3. You Can Remember What It Is Like to Live Without Drugs.
Whether your inpatient treatment program is 30 days or 6 months long, you will finally be reminded of what it is like to live without drugs. If you have been addicted to a substance for several months or longer, it may have become something you’ve taken for granted, and you could have possibly felt on occasion that you would never be able to stop.
While you will likely be given medication during rehab, there is a large difference between abusing drugs and taking doctor-recommended medication for your symptoms. Attending inpatient rehab will give you hope that you can live without drugs. That hope you will feel, “the belief that these challenges and conditions can be overcome, is the foundation of recovery” (SAMHSA). It will absolutely change your life to be reminded that living without drugs can be done.
4. You Can Learn Ways to Cope with Stresses, Triggers, and Cravings for After Treatment.
It is much easier to stay away from dangerous drugs in a controlled environment like inpatient treatment than when you leave and go back to your previous life. Many individuals choose not to do so and may decide to transition into an aftercare facility like a sober living house or a halfway house with which your caregivers at the inpatient program will help you. However, you can also learn other ways to cope with the issues in your life that would be likely to cause relapse including
- Ways to recognize your personal triggers
- Ways to avoid cravings or how to cope with them using alternative methods to abusing drugs
- Ways to more easily and safely deal with stress
- Ways to shift your focus onto positive solutions instead of negative ones
In therapy, you will learn may ways to fight the behavioral that led to and sustained your drug abuse. You will also learn to better cope with the stresses of your life through activities like breathing exercises, journaling, etc. Many inpatient facilities even include holistic treatments like art therapy, music, yoga, and tai chi that can also continue to be useful after rehab as well. Instead of feeling that the only way you can help yourself is to take drugs, you will have an arsenal of other options at your command once leaving treatment.
For help finding treatment call 800-681-7369 toll free today.
5. You Can Learn to Appreciate Your Life Again.
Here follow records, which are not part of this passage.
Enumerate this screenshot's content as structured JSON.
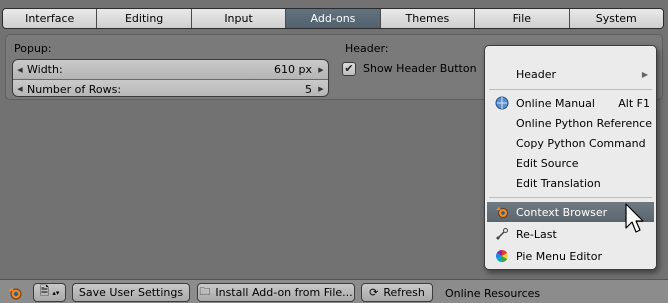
{
  "tabs": [
    {
      "label": "Interface"
    },
    {
      "label": "Editing"
    },
    {
      "label": "Input"
    },
    {
      "label": "Add-ons"
    },
    {
      "label": "Themes"
    },
    {
      "label": "File"
    },
    {
      "label": "System"
    }
  ],
  "active_tab": "Add-ons",
  "panel": {
    "popup_label": "Popup:",
    "width_label": "Width:",
    "width_value": "610 px",
    "rows_label": "Number of Rows:",
    "rows_value": "5",
    "header_label": "Header:",
    "show_header_button_label": "Show Header Button",
    "show_header_button_checked": true
  },
  "menu": {
    "items": [
      {
        "label": "Header",
        "has_submenu": true
      },
      {
        "label": "Online Manual",
        "shortcut": "Alt F1",
        "icon": "help-globe-icon"
      },
      {
        "label": "Online Python Reference"
      },
      {
        "label": "Copy Python Command"
      },
      {
        "label": "Edit Source"
      },
      {
        "label": "Edit Translation"
      },
      {
        "label": "Context Browser",
        "icon": "context-browser-icon",
        "highlighted": true
      },
      {
        "label": "Re-Last",
        "icon": "re-last-icon"
      },
      {
        "label": "Pie Menu Editor",
        "icon": "color-wheel-icon"
      }
    ],
    "highlight_color": "#5f6a73"
  },
  "bottom_bar": {
    "save_label": "Save User Settings",
    "install_label": "Install Add-on from File...",
    "refresh_label": "Refresh",
    "online_resources_label": "Online Resources"
  },
  "colors": {
    "background": "#727272",
    "active_tab": "#5a6974"
  }
}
Being away from your daily life and your loved ones can be a challenge for those in inpatient treatment. However, this can also allow you to learn to appreciate the positive aspects of your life again. Having time away from your loved ones will make you feel grateful for everything they have done to help you and for their presence in your life. You may also begin to acknowledge the positives of your home, job, school, and other aspects of your day-to-day life.
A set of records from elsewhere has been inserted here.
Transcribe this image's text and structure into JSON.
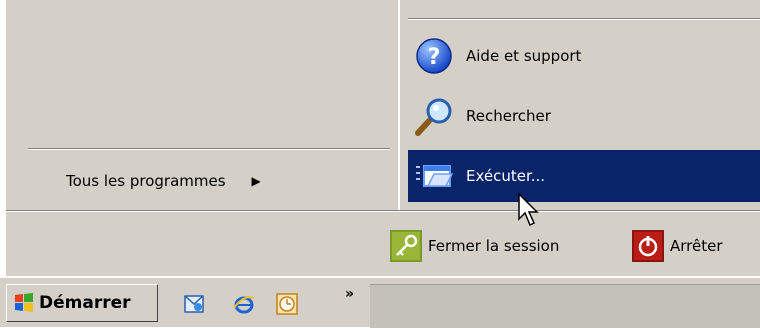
{
  "start_menu": {
    "all_programs_label": "Tous les programmes",
    "right_items": [
      {
        "label": "Aide et support",
        "icon": "help-icon"
      },
      {
        "label": "Rechercher",
        "icon": "search-icon"
      },
      {
        "label": "Exécuter...",
        "icon": "run-icon",
        "selected": true
      }
    ],
    "footer": {
      "logoff_label": "Fermer la session",
      "shutdown_label": "Arrêter"
    }
  },
  "taskbar": {
    "start_label": "Démarrer",
    "quick_launch": [
      "outlook-express-icon",
      "internet-explorer-icon",
      "clock-icon"
    ],
    "overflow_label": "»"
  },
  "colors": {
    "selection": "#0a246a",
    "menu_bg": "#d4d0c8"
  }
}
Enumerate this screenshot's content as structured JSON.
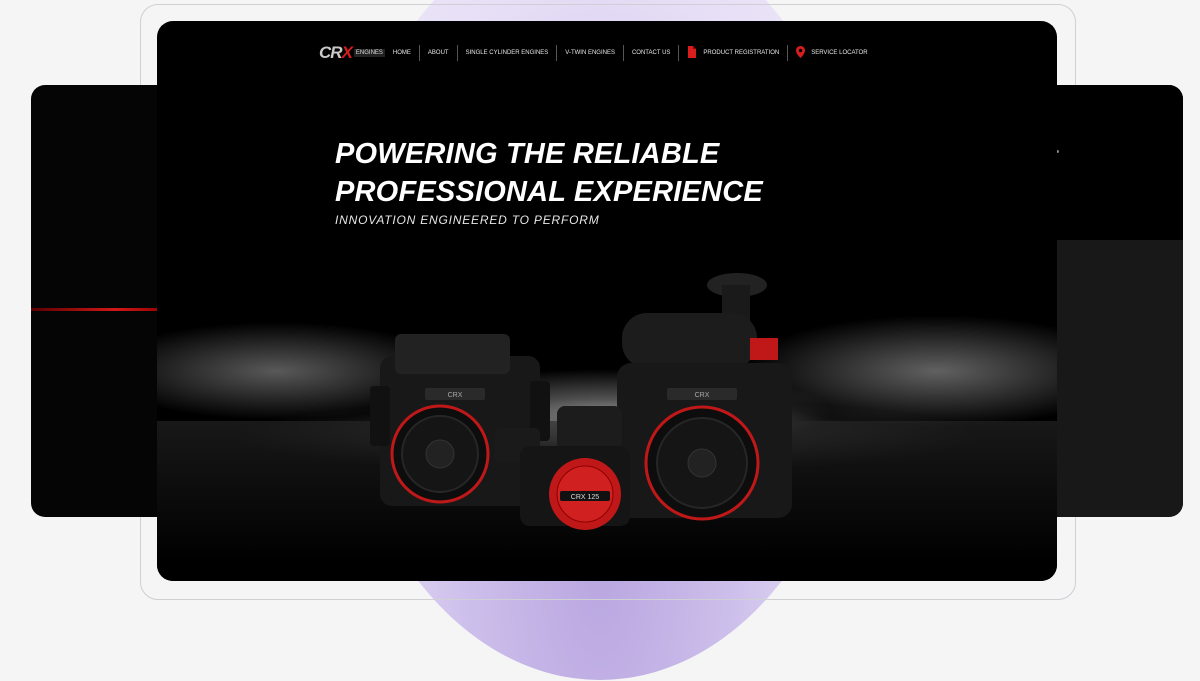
{
  "brand": {
    "logo_main": "CR",
    "logo_accent": "X",
    "logo_sub": "ENGINES"
  },
  "nav": {
    "items": [
      {
        "label": "HOME"
      },
      {
        "label": "ABOUT"
      },
      {
        "label": "SINGLE CYLINDER ENGINES"
      },
      {
        "label": "V-TWIN ENGINES"
      },
      {
        "label": "CONTACT US"
      },
      {
        "label": "PRODUCT REGISTRATION",
        "icon": "document-icon"
      },
      {
        "label": "SERVICE LOCATOR",
        "icon": "map-pin-icon"
      }
    ]
  },
  "hero": {
    "line1": "POWERING THE RELIABLE",
    "line2": "PROFESSIONAL EXPERIENCE",
    "tagline": "INNOVATION ENGINEERED TO PERFORM"
  },
  "engines": [
    {
      "badge": "CRX"
    },
    {
      "badge": "CRX 125"
    },
    {
      "badge": "CRX"
    }
  ],
  "colors": {
    "accent": "#d81d1d",
    "background": "#000000",
    "page": "#f5f5f6",
    "decor_circle": "#c2b1e6"
  }
}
Drug addiction can cause you to become numb and apathetic toward everything expect abusing the substance of your choice. But stepping back can make you realize just how much everything else in your life matters and how you may not be willing to lose those things, which would be likely to happen should you continue abusing drugs.